Senators Introduce Bipartisan Student Aid Simplification Bill
By Megan McClean, Policy & Federal Relations Staff
Republican Senator Lamar Alexander (R-TN), ranking member of the Senate Committee on Health, Labor, Education and Pensions (HELP), and Democratic Senator Michael Bennet (D-CO), introduced yesterday the Financial Aid Simplification and Transparency (FAST) Act. The bill, designed to simplify the federal financial aid programs, introduces provisions to streamline the application process while improving transparency and access, including several issues that NASFAA has been advocating.
Official legislative language is not yet available, but according to a fact sheet provided at an event held yesterday to promote the bill, the FAST Act would:
- Eliminate the Free Application for Federal Student Aid (FAFSA) and utilize prior-prior year (PPY) data. The bill would eliminate the FAFSA and instead reduce the application process to a postcard, asking only two questions:
- What is your family size?
- What is your household income (adjusted gross income) from two years prior?

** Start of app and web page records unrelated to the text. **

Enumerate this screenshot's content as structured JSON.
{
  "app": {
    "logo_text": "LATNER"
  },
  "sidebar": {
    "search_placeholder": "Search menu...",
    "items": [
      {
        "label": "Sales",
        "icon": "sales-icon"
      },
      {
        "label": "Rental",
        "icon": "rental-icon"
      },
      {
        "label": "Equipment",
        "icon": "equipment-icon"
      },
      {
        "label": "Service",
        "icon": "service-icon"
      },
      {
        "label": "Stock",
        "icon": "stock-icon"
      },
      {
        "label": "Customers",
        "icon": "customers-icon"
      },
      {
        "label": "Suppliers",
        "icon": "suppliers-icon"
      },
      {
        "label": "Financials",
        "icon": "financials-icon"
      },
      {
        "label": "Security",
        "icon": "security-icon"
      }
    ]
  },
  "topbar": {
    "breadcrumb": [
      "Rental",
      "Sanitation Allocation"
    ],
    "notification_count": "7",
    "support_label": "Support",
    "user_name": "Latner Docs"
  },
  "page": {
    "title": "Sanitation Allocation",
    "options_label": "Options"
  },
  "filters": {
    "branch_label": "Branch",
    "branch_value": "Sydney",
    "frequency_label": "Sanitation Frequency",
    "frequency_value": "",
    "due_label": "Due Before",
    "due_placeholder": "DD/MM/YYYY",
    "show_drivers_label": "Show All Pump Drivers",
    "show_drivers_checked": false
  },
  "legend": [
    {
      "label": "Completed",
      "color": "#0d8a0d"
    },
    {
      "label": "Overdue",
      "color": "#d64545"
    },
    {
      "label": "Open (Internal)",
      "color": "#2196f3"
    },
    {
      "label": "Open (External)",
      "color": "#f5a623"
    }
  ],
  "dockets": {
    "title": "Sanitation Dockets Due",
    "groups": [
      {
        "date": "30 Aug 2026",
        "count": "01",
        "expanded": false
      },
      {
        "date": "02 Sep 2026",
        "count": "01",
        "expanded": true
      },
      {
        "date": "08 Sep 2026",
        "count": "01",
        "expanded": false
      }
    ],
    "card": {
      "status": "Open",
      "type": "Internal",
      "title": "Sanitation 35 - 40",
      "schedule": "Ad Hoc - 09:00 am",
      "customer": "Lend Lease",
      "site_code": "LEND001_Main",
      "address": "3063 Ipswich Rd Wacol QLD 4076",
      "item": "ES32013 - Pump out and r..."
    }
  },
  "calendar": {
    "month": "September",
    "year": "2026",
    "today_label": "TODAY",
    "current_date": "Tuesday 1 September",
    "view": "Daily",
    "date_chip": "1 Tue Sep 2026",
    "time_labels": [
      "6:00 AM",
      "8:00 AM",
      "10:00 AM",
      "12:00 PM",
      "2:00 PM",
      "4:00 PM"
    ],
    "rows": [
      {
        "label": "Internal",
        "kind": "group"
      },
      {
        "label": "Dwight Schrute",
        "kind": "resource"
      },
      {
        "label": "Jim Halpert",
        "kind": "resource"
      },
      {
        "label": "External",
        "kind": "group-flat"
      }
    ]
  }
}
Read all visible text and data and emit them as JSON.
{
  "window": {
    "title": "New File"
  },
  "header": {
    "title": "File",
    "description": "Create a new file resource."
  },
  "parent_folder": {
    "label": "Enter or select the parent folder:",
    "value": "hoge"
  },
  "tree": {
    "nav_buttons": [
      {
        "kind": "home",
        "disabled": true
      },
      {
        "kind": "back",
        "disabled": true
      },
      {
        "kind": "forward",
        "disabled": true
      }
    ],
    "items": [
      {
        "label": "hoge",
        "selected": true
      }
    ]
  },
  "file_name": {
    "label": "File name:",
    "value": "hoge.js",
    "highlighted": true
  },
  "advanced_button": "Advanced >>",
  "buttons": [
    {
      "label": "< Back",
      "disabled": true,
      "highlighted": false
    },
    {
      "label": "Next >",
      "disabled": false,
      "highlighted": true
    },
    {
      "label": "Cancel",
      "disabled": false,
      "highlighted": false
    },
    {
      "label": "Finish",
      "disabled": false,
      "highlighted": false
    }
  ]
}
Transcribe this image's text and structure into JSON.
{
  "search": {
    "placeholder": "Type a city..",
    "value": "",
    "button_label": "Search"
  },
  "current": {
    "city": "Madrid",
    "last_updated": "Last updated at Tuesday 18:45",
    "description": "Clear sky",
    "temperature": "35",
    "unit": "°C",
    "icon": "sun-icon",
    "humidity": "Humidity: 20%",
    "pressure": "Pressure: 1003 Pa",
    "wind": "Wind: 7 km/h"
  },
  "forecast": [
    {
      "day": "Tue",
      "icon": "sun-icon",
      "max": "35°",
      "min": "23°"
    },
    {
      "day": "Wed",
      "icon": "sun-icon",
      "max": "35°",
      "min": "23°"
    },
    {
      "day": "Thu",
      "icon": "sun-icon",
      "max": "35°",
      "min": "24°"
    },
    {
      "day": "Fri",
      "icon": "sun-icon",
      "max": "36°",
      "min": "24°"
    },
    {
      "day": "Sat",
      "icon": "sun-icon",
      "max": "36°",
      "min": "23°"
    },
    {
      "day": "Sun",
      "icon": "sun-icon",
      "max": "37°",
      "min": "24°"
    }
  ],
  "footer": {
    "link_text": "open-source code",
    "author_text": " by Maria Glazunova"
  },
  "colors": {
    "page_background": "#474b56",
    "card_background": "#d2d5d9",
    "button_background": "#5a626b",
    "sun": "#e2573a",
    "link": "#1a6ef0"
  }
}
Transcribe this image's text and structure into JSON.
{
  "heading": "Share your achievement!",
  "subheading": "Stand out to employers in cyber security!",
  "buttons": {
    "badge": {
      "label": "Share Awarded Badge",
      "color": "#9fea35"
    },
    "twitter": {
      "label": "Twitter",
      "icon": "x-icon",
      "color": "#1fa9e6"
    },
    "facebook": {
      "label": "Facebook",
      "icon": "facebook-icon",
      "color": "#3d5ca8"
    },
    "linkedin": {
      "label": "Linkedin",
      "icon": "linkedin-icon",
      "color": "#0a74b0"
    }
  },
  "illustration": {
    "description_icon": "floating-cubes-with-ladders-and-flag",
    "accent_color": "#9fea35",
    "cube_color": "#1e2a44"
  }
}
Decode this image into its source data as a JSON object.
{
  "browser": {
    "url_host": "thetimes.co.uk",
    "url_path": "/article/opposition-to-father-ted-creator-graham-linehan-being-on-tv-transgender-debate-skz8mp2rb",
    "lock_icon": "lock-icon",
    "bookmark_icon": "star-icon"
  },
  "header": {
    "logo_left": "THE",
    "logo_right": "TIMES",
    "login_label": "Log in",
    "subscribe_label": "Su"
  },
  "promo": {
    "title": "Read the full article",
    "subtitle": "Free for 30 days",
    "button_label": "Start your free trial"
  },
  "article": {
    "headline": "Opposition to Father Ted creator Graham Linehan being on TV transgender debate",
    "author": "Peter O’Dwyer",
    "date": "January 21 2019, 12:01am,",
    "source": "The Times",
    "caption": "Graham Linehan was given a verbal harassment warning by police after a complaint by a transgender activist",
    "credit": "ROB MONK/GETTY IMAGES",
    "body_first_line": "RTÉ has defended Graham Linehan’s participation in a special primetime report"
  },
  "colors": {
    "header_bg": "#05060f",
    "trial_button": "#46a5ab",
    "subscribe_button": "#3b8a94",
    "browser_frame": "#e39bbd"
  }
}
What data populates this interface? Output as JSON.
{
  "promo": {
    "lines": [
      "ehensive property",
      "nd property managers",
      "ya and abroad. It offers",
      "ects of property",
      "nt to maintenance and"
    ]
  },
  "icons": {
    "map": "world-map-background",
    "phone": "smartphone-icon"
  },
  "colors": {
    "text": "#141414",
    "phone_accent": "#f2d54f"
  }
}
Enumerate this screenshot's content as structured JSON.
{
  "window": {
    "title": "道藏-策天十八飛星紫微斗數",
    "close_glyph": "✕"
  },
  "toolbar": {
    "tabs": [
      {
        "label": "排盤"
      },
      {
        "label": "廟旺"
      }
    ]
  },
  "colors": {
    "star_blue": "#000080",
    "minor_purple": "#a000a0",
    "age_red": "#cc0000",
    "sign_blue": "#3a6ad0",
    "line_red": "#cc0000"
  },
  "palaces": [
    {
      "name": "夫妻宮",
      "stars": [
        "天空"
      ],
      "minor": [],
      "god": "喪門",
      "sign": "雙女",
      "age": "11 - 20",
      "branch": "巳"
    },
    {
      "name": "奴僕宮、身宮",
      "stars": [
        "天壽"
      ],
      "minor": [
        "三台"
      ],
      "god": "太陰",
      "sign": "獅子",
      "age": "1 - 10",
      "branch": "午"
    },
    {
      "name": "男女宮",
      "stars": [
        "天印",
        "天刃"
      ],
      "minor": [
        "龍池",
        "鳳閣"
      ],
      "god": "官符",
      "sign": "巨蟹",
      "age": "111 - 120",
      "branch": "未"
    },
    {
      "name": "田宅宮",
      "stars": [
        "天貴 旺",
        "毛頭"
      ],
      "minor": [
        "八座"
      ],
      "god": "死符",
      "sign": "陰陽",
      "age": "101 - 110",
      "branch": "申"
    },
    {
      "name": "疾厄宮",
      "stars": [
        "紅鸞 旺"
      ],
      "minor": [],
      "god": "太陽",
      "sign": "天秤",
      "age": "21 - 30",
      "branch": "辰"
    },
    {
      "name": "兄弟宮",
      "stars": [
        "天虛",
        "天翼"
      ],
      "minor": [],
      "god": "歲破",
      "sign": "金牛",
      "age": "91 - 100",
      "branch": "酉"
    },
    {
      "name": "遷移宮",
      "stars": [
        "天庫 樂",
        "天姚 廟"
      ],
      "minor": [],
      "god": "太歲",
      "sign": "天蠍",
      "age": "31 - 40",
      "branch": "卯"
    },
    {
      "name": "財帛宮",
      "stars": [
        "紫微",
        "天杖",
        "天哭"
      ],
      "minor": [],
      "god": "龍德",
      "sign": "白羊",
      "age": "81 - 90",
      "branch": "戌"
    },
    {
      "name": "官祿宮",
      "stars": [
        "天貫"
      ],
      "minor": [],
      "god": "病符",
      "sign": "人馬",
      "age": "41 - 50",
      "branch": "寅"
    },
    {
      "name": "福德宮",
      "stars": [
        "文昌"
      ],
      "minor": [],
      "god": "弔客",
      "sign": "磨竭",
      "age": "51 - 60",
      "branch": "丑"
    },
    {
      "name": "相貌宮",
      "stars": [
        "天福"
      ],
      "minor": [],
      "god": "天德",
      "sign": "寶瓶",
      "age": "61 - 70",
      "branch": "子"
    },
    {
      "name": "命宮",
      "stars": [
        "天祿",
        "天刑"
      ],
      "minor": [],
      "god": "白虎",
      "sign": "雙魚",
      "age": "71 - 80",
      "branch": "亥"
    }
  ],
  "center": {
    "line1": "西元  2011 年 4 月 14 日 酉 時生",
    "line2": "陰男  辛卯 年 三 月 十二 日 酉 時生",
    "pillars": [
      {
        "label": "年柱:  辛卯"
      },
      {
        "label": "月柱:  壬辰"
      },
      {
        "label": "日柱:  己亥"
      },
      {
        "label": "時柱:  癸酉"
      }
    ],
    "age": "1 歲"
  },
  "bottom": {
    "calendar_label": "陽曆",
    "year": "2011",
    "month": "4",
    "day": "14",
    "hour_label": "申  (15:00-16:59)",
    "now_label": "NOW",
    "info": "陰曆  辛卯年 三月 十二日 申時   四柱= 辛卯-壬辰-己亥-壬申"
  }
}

- Provide early information to students and families through a “look-up” table. Beginning in their junior year of high school, students and families would have access to a newly-created look-up table that would provide information about the amount of federal aid for which they would be eligible. The goal is provide this information earlier and align it with the college-search process.
- Establish a one grant/one loan program. The bill would streamline existing grant and loan programs into one Pell Grant Program, one undergraduate loan program, one graduate loan program, and one parent loan program. This would presumably eliminate the undergraduate loan subsidy as well as eliminate the Supplemental Educational Opportunity Grant (SEOG).
- Make Pell more flexible by restoring the year-round Pell Grant. The bill would restore the ability for students to receive a second scheduled Pell Grant award within an academic year. This would allow students to draw down Pell Grant funds at their own pace and have greater access to funds during periods of summer enrollment. Although the fact sheet alludes to earlier completion, there is no indication whether an acceleration clause would also be reinstated. Defining when a student is accelerating his or her program of study was a very controversial aspect of the previous iteration of year-round Pell.
- Provide authority for aid administrators to limit loan amounts. Schools would be allowed to limit the amount their students may borrow in certain well-documented situations.
- Prohibit part-time students from taking out a full-time loan. The bill would limit the amount of federal loans a student can borrow based on enrollment. Part-time students would not be allowed to borrow the full annual loan amount.
- Streamline repayment plans into two programs. Student loan repayment would be streamlined by having only two repayment programs, versus the multiple programs that exist today: an income-based repayment plan and a 10-year repayment plan.
“At a time when a college degree is more important than ever for getting a job and making a good living, red tape and confusion are the adversary for millions of students. Adopting a two-question postcard for federal student aid is a sure step toward offering millions of Americans a brighter future,” said Senators Alexander and Bennet.
Bennet explained that reducing the burden of filling out the FAFSA form is just one of the proposal’s goals. “[W]e heard from students across the country that because of the way the system is currently designed, students don’t find out what they’re eligible for up until their senior year of high school or they’re in college. Under our proposal they’ll find out in their junior year of high school what their eligibility was,” Bennet said at yesterday’s event.
Questions remain about how the short-form aid application would assess dependency status, and if the two questions asked will prove sufficient for accurately assessing eligibility. To that end, both senators reiterated their desire to achieve simplification while not creating an opportunity for fraud and abuse.
NASFAA has advocated heavily for several provisions that appear in this bill, including a move to PPY, the restoration of the year-round Pell Grant, and the authority for aid administrators to limit loan amounts on a broader basis than currently is allowed.
The bill is unlikely to see any immediate movement but represents a clear marker for ideas to be considered during reauthorization. NASFAA will provide a more detailed analysis in the near future once legislative language is made available.
Publication Date: 6/20/2014